So how does one conduct a BBS? BBS surveys take place during the peak of the breeding season, from late May through June in Georgia. Each survey is done along a predetermined route of 24.5 miles that was randomly chosen years ago to provide a sampling of the habitat of that region. The observer conducting the count stops along their route every half mile, totaling 50 stops, and completes a three-minute stationary point count. All birds seen or heard are recorded as is the number of vehicles that pass by during the survey window. BBS routes start about 30 minutes before sunrise and take roughly five hours to complete. In Georgia, there are over 90 BBS survey routes, and across the U.S.there are more than 4,100 total routes.
During the month of June, I become immersed in breeding biology and both of these community science programs. Before entering the office, I often check the bluebird boxes across the Blue Heron Nature Preserve or search for cup nests along the creek. A pair of Red-tailed Hawks have nested in the same clump of trees near the Emma Wetlands since I first moved to Atlanta, and it always give me warmth and excitement to see them try again. I input all of this data into NestWatch and enjoy comparing the current year to previous years. I am lucky enough to have two BBS routes, and they are one of my favorite things to do each year. One of my routes begins just north of Metter and allows me to enjoy the birds and dusty roads of the Coastal Plain habitat. Mississippi Kites, Common Ground-Doves, Loggerhead Shrikes, and the occasional Prothonotary Warbler bring me joy on that typically warm morning each year. A couple of weeks after completing this route, I sample the bird communities of Walker and Dade County in the extreme northwest corner of our state. Ridges and valleys as well as quaint family farms dot this route, as do the Ovenbirds, Scarlet Tanagers, Worm-eating Warblers, and Indigo Buntings. These two surveys remind me each year that we have such an amazing diversity in habitats and avian life here in Georgia.
So while the last Cape May and Canada Warblers are making their way north, I encourage you all to not just dream of the fall to come but rather devote yourself to learning more about those nesting chickadees and towhees.

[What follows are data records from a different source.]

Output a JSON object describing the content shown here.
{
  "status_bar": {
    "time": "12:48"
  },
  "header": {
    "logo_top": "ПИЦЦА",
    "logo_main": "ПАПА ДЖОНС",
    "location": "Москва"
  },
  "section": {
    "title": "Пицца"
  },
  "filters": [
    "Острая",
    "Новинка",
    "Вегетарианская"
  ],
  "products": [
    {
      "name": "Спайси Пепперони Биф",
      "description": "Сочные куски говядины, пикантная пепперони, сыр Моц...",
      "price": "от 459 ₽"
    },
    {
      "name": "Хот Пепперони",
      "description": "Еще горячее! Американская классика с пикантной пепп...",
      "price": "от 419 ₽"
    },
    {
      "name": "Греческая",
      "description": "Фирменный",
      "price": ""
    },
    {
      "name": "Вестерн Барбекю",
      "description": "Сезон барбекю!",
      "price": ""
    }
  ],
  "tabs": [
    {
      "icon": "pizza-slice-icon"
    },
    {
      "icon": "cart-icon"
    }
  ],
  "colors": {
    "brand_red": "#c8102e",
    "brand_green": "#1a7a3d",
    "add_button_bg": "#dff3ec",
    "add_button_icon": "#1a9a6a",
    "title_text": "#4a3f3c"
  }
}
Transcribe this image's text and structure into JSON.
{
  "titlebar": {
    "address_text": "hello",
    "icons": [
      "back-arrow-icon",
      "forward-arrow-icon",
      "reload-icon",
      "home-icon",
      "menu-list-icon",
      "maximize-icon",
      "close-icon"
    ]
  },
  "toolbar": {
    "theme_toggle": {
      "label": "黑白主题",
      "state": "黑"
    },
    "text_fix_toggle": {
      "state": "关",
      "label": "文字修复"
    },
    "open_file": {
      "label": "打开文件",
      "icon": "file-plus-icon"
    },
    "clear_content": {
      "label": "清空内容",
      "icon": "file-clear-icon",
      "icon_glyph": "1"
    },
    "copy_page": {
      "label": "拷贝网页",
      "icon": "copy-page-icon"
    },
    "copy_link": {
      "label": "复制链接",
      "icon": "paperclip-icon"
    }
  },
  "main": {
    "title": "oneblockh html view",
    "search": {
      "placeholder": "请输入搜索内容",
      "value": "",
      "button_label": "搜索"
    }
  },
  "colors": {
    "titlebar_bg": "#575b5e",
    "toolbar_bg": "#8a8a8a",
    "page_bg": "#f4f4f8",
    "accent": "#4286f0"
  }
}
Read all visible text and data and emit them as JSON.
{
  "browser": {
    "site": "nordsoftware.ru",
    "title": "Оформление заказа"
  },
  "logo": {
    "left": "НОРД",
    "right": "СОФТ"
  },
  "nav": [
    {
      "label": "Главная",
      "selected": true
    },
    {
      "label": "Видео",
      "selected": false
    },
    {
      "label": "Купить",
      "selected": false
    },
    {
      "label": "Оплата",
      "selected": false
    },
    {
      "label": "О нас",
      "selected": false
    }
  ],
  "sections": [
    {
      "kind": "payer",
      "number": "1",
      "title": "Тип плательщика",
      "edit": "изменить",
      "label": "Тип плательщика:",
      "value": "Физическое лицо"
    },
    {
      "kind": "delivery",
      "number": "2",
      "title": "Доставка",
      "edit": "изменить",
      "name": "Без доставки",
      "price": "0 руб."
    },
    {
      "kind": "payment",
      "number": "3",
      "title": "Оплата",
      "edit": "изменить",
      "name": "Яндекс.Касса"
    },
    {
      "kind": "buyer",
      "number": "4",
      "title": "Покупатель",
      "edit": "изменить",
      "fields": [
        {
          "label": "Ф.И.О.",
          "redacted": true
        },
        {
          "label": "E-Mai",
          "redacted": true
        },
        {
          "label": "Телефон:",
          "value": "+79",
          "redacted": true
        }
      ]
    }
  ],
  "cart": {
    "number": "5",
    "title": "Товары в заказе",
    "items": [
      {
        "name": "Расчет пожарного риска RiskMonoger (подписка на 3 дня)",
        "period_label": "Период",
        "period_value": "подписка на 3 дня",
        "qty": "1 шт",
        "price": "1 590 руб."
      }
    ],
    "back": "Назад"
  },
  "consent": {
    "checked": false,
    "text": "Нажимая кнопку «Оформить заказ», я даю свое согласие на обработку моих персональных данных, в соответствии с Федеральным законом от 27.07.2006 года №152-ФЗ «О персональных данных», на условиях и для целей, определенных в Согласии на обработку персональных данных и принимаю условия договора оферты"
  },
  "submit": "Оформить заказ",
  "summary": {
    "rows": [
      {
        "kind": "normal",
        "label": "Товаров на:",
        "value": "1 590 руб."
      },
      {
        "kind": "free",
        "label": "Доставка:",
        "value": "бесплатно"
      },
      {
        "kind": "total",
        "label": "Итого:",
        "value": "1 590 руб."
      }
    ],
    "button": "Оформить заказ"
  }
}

Try to find a nest or some newly fledged babies. This isn’t easy but it is a worthy challenge, and you will learn much along the way. When the House Wrens stake claim to your nest box, give them some study and report your findings. Monitor them safely and consciously. Be active with community science, visit parts of the city or state that maybe you haven’t in the past, and enjoy the excitement and energy that flows from this summer season.